### WORK REQUEST:
Scan the material for the word "date" and return every matching line.
--- RECORDS TO PROCESS ---
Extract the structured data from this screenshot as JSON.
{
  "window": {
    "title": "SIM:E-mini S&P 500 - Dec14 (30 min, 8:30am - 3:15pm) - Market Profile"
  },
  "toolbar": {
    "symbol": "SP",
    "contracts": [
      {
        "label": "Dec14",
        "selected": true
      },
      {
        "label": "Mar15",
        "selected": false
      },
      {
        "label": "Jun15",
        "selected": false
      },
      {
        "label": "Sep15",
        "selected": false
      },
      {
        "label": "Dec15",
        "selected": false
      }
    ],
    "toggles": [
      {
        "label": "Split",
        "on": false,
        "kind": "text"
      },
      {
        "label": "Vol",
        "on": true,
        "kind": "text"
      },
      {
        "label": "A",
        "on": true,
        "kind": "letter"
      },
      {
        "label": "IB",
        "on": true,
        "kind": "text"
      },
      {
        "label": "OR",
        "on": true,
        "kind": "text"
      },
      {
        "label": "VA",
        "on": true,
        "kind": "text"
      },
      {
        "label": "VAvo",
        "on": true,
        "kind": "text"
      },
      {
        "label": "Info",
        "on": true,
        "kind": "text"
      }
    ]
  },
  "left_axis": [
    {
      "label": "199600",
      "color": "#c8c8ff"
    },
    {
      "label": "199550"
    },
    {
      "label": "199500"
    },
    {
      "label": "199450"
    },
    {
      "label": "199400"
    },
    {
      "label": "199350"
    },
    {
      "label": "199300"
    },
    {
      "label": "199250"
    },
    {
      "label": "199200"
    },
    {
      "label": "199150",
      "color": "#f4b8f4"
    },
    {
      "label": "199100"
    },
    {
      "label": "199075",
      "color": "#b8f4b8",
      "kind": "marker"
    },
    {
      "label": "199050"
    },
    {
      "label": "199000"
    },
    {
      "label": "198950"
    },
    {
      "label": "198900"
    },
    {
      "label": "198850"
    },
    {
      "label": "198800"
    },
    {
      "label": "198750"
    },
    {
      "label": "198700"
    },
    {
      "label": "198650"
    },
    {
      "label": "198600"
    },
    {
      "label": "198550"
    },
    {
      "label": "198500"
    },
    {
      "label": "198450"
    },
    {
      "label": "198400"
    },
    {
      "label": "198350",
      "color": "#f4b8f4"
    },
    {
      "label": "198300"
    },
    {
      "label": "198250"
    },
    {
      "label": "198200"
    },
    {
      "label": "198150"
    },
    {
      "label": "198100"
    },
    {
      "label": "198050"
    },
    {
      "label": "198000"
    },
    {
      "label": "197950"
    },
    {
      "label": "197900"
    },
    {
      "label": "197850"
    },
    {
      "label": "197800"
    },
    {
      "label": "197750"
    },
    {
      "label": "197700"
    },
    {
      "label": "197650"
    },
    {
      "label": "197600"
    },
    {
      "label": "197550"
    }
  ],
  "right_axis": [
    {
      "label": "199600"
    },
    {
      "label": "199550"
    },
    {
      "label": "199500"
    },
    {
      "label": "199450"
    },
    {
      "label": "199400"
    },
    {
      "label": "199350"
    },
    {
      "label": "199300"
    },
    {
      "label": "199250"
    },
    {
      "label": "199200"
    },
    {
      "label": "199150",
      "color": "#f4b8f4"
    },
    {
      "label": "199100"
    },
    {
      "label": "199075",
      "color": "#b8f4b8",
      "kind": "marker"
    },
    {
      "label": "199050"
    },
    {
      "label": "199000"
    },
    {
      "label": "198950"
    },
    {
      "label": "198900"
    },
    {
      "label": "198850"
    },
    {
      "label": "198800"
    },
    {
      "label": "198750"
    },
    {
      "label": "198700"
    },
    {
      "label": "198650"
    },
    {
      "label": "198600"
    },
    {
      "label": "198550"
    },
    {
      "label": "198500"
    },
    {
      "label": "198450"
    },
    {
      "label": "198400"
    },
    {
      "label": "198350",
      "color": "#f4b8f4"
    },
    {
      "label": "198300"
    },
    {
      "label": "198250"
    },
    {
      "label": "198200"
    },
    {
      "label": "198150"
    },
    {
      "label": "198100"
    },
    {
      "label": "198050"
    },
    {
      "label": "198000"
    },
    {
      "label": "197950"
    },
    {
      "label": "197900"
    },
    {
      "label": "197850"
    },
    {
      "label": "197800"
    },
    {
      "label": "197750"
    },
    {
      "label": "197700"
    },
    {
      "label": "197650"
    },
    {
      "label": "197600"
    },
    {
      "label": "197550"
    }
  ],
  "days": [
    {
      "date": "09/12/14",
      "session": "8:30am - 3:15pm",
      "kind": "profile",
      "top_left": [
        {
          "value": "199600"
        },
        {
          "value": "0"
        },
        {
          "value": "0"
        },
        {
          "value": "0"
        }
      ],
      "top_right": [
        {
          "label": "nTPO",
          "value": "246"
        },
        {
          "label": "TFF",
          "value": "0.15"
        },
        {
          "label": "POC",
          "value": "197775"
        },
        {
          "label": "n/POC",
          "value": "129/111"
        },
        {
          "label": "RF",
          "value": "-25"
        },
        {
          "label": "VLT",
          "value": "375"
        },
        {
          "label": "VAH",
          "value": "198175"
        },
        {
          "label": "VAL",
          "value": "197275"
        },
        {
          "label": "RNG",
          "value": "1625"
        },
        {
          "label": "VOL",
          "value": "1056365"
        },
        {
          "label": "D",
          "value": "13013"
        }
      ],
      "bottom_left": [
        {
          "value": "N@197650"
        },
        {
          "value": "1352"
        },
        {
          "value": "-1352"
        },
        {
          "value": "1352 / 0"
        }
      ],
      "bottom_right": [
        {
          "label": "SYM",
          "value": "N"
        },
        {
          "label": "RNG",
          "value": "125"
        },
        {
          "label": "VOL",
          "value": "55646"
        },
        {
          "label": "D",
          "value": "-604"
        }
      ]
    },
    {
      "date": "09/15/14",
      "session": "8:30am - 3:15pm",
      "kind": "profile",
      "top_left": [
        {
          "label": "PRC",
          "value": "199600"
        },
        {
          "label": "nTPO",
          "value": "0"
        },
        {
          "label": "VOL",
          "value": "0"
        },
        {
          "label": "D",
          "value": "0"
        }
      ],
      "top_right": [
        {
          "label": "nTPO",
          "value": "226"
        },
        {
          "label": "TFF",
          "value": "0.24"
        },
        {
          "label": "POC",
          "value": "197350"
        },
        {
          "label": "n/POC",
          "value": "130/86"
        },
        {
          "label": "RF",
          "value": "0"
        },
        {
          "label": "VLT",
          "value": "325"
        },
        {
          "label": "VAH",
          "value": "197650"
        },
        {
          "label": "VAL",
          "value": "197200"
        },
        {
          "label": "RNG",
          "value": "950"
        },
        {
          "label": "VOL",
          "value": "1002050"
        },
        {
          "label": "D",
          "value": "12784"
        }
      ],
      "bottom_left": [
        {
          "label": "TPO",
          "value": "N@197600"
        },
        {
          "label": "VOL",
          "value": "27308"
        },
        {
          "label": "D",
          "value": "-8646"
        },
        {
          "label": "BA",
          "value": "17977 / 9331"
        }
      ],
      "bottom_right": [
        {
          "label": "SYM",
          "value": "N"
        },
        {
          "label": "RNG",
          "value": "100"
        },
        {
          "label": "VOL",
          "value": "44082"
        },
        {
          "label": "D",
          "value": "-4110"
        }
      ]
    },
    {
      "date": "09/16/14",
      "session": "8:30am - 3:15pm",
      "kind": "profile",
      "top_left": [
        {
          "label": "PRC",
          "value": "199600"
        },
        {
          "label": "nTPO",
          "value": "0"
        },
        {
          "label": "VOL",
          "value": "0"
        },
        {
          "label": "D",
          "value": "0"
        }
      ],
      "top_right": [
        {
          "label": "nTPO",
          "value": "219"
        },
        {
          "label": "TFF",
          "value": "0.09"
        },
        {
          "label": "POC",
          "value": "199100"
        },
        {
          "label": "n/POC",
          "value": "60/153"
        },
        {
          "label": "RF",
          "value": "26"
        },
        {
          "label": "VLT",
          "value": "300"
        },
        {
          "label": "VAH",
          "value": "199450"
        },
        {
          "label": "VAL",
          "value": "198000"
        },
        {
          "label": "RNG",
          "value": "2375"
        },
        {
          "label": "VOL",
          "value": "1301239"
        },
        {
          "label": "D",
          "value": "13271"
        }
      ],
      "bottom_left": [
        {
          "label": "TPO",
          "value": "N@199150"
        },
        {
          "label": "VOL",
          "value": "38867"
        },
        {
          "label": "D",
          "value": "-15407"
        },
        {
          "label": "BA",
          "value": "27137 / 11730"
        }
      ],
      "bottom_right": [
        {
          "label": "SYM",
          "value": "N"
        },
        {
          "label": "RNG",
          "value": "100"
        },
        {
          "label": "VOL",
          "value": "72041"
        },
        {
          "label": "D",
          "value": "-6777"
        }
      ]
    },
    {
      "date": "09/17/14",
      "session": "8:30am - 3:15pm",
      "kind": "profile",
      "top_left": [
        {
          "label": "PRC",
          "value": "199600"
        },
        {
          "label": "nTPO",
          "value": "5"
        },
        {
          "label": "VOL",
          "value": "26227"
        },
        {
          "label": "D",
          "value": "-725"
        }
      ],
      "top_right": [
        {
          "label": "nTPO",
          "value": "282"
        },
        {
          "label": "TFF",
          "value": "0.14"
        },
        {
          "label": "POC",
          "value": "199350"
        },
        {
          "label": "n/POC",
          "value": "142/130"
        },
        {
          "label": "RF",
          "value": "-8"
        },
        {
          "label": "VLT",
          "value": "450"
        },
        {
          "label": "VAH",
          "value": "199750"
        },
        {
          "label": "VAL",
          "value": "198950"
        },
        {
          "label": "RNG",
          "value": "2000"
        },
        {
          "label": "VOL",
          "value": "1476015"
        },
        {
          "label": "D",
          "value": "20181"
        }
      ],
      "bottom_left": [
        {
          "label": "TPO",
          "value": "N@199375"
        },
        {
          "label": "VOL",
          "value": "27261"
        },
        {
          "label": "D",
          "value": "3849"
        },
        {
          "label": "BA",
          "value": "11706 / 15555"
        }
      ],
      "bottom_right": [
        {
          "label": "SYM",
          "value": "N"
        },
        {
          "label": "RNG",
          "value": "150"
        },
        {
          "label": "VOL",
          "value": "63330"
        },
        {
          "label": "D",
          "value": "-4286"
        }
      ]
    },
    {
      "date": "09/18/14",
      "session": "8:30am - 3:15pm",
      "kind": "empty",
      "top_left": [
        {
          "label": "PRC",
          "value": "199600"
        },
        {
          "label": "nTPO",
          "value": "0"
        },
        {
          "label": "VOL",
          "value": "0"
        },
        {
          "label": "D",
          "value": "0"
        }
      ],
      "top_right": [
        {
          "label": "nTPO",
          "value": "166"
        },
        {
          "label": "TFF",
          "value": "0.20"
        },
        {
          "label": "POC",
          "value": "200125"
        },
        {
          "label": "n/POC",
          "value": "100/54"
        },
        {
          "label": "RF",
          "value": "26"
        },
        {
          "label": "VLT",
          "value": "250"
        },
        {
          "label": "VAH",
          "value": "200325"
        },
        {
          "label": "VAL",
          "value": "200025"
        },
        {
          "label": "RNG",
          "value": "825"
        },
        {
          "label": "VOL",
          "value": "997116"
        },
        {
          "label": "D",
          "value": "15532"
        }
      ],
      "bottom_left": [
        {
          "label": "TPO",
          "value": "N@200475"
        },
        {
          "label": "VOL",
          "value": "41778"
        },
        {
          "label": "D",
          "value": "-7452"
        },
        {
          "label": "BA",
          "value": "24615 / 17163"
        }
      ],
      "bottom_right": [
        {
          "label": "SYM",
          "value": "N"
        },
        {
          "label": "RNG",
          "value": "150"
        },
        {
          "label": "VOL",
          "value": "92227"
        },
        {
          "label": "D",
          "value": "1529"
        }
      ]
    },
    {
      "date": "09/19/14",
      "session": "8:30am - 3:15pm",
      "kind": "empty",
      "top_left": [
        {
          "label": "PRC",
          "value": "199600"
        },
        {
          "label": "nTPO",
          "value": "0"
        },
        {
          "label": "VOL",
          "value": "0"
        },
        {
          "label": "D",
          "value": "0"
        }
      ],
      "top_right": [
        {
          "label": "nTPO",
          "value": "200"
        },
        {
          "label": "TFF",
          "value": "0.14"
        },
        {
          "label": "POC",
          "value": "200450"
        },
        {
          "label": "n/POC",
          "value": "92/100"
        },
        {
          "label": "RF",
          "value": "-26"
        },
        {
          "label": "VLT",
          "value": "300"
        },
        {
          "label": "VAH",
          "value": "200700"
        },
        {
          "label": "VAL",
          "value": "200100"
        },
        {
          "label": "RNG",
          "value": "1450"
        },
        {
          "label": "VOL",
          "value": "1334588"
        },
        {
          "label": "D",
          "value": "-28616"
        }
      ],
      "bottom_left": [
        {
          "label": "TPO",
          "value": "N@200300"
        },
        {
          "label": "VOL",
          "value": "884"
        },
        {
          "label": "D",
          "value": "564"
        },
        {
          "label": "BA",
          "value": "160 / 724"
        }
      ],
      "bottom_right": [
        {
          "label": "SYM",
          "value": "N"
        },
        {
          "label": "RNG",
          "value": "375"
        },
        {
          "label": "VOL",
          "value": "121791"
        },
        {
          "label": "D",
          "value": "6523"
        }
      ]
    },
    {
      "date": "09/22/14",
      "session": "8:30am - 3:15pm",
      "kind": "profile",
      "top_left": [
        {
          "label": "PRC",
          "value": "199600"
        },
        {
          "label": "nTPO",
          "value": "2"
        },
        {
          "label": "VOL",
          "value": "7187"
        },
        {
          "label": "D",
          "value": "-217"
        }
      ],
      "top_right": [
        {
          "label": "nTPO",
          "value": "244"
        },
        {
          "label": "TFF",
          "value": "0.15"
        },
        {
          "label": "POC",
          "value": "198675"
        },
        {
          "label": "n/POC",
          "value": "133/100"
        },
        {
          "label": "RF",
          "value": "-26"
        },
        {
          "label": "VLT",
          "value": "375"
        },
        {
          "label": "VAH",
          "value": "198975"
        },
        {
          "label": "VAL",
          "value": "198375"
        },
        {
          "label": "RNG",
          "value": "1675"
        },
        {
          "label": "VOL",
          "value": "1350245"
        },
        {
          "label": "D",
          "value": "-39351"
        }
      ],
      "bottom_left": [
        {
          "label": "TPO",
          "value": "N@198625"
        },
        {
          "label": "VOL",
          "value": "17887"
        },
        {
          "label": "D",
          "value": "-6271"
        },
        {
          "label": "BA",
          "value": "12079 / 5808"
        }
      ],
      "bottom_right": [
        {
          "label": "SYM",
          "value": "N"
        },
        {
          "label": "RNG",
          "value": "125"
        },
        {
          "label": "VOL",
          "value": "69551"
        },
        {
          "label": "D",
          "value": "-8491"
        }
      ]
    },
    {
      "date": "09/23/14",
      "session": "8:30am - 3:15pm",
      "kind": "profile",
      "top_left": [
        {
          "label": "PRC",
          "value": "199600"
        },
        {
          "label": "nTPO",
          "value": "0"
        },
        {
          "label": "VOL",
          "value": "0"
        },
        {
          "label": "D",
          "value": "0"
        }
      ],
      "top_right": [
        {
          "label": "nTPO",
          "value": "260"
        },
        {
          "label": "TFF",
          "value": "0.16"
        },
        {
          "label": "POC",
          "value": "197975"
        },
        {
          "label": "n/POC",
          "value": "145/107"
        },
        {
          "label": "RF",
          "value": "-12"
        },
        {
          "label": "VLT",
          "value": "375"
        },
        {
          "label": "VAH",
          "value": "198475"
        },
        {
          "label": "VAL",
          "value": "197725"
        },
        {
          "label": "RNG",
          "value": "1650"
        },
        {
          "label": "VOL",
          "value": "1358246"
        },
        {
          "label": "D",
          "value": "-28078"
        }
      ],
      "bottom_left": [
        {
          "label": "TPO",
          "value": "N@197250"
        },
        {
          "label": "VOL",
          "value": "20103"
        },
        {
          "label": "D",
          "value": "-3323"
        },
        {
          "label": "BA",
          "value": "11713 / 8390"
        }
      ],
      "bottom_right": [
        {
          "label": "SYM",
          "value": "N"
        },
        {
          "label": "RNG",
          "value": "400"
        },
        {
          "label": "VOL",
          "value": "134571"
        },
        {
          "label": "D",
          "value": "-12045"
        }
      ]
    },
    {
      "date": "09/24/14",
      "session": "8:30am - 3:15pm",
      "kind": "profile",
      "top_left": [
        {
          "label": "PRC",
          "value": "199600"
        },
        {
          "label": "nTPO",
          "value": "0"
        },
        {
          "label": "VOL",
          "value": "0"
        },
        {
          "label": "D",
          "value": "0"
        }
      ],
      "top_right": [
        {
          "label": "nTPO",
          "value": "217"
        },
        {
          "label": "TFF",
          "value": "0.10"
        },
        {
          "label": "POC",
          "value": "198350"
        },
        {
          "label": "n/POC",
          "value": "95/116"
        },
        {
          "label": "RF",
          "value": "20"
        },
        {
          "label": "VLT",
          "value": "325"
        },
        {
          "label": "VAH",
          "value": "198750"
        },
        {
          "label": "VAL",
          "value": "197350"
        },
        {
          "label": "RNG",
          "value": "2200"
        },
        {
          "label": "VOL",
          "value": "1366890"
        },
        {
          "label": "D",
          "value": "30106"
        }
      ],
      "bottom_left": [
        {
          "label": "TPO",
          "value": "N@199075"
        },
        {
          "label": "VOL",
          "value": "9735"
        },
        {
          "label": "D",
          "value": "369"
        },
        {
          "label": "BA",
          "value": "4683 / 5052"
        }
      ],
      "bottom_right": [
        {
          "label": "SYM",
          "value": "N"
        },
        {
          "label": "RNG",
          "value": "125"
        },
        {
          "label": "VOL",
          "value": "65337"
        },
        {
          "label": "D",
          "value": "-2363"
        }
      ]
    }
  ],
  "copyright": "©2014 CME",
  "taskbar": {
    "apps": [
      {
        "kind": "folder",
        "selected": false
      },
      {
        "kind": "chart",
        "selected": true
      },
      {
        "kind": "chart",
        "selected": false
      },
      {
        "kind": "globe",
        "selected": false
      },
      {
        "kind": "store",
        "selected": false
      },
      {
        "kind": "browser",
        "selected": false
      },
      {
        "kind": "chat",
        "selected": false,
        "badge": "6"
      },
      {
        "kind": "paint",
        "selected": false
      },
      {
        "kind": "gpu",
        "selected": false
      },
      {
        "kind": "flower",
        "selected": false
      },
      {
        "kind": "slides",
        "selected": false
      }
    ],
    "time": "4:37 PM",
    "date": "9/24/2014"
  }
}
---
### RESPONSE:
      "date": "09/12/14",
      "date": "09/15/14",
      "date": "09/16/14",
      "date": "09/17/14",
      "date": "09/18/14",
      "date": "09/19/14",
      "date": "09/22/14",
      "date": "09/23/14",
      "date": "09/24/14",
    "date": "9/24/2014"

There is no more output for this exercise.